START TASK DATA
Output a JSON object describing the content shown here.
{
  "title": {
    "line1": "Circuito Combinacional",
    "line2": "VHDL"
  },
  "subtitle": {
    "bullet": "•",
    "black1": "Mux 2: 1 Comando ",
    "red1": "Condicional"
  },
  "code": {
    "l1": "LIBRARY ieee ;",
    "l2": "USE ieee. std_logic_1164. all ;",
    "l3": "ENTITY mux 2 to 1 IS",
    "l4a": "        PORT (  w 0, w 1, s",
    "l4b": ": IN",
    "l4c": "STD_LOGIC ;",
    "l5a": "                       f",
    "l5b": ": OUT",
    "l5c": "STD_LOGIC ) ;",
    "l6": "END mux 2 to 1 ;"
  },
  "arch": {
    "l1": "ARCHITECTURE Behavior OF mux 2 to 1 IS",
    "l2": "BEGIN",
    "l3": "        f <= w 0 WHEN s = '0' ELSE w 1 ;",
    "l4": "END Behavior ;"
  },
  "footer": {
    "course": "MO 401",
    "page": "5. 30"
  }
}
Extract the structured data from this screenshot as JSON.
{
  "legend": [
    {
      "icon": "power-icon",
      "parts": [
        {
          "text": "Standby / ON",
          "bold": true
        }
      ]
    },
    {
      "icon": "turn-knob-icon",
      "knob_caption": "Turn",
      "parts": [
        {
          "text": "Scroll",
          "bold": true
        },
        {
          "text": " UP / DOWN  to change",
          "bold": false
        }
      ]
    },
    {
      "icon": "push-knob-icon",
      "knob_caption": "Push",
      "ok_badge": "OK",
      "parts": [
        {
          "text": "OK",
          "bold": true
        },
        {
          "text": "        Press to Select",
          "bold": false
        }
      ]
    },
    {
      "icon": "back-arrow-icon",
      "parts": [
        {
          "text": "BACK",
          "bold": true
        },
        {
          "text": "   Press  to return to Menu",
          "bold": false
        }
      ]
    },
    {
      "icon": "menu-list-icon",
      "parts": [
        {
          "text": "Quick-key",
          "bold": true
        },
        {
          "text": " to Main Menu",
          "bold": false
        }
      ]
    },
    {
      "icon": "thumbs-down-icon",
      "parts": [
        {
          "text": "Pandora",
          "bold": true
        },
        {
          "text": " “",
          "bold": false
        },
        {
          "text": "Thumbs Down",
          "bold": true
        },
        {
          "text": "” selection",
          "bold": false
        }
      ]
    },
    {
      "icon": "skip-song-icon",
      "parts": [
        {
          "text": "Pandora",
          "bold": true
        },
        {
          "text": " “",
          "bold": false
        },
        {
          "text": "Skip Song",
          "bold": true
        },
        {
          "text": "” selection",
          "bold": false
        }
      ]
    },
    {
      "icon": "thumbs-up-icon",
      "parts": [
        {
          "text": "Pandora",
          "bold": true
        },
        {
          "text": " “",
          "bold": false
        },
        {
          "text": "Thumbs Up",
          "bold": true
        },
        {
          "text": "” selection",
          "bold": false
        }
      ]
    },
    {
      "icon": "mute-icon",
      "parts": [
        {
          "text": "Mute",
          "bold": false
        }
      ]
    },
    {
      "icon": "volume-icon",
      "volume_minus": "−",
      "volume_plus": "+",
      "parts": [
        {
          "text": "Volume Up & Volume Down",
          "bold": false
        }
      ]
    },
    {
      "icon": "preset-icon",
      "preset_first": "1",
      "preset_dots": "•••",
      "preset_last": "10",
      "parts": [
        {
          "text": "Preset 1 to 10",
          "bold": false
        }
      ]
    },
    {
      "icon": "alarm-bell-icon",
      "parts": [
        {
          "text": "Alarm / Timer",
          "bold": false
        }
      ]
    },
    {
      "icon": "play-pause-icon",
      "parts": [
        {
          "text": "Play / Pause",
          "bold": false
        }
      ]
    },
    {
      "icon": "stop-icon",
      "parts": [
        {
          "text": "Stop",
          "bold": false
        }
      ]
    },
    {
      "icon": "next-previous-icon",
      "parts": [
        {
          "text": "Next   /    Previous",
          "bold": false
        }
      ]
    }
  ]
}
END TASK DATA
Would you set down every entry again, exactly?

Output a JSON object describing the content shown here.
{
  "title": {
    "line1": "Circuito Combinacional",
    "line2": "VHDL"
  },
  "subtitle": {
    "bullet": "•",
    "black1": "Mux 2: 1 Comando ",
    "red1": "Condicional"
  },
  "code": {
    "l1": "LIBRARY ieee ;",
    "l2": "USE ieee. std_logic_1164. all ;",
    "l3": "ENTITY mux 2 to 1 IS",
    "l4a": "        PORT (  w 0, w 1, s",
    "l4b": ": IN",
    "l4c": "STD_LOGIC ;",
    "l5a": "                       f",
    "l5b": ": OUT",
    "l5c": "STD_LOGIC ) ;",
    "l6": "END mux 2 to 1 ;"
  },
  "arch": {
    "l1": "ARCHITECTURE Behavior OF mux 2 to 1 IS",
    "l2": "BEGIN",
    "l3": "        f <= w 0 WHEN s = '0' ELSE w 1 ;",
    "l4": "END Behavior ;"
  },
  "footer": {
    "course": "MO 401",
    "page": "5. 30"
  }
}
Extract the structured data from this screenshot as JSON.
{
  "legend": [
    {
      "icon": "power-icon",
      "parts": [
        {
          "text": "Standby / ON",
          "bold": true
        }
      ]
    },
    {
      "icon": "turn-knob-icon",
      "knob_caption": "Turn",
      "parts": [
        {
          "text": "Scroll",
          "bold": true
        },
        {
          "text": " UP / DOWN  to change",
          "bold": false
        }
      ]
    },
    {
      "icon": "push-knob-icon",
      "knob_caption": "Push",
      "ok_badge": "OK",
      "parts": [
        {
          "text": "OK",
          "bold": true
        },
        {
          "text": "        Press to Select",
          "bold": false
        }
      ]
    },
    {
      "icon": "back-arrow-icon",
      "parts": [
        {
          "text": "BACK",
          "bold": true
        },
        {
          "text": "   Press  to return to Menu",
          "bold": false
        }
      ]
    },
    {
      "icon": "menu-list-icon",
      "parts": [
        {
          "text": "Quick-key",
          "bold": true
        },
        {
          "text": " to Main Menu",
          "bold": false
        }
      ]
    },
    {
      "icon": "thumbs-down-icon",
      "parts": [
        {
          "text": "Pandora",
          "bold": true
        },
        {
          "text": " “",
          "bold": false
        },
        {
          "text": "Thumbs Down",
          "bold": true
        },
        {
          "text": "” selection",
          "bold": false
        }
      ]
    },
    {
      "icon": "skip-song-icon",
      "parts": [
        {
          "text": "Pandora",
          "bold": true
        },
        {
          "text": " “",
          "bold": false
        },
        {
          "text": "Skip Song",
          "bold": true
        },
        {
          "text": "” selection",
          "bold": false
        }
      ]
    },
    {
      "icon": "thumbs-up-icon",
      "parts": [
        {
          "text": "Pandora",
          "bold": true
        },
        {
          "text": " “",
          "bold": false
        },
        {
          "text": "Thumbs Up",
          "bold": true
        },
        {
          "text": "” selection",
          "bold": false
        }
      ]
    },
    {
      "icon": "mute-icon",
      "parts": [
        {
          "text": "Mute",
          "bold": false
        }
      ]
    },
    {
      "icon": "volume-icon",
      "volume_minus": "−",
      "volume_plus": "+",
      "parts": [
        {
          "text": "Volume Up & Volume Down",
          "bold": false
        }
      ]
    },
    {
      "icon": "preset-icon",
      "preset_first": "1",
      "preset_dots": "•••",
      "preset_last": "10",
      "parts": [
        {
          "text": "Preset 1 to 10",
          "bold": false
        }
      ]
    },
    {
      "icon": "alarm-bell-icon",
      "parts": [
        {
          "text": "Alarm / Timer",
          "bold": false
        }
      ]
    },
    {
      "icon": "play-pause-icon",
      "parts": [
        {
          "text": "Play / Pause",
          "bold": false
        }
      ]
    },
    {
      "icon": "stop-icon",
      "parts": [
        {
          "text": "Stop",
          "bold": false
        }
      ]
    },
    {
      "icon": "next-previous-icon",
      "parts": [
        {
          "text": "Next   /    Previous",
          "bold": false
        }
      ]
    }
  ]
}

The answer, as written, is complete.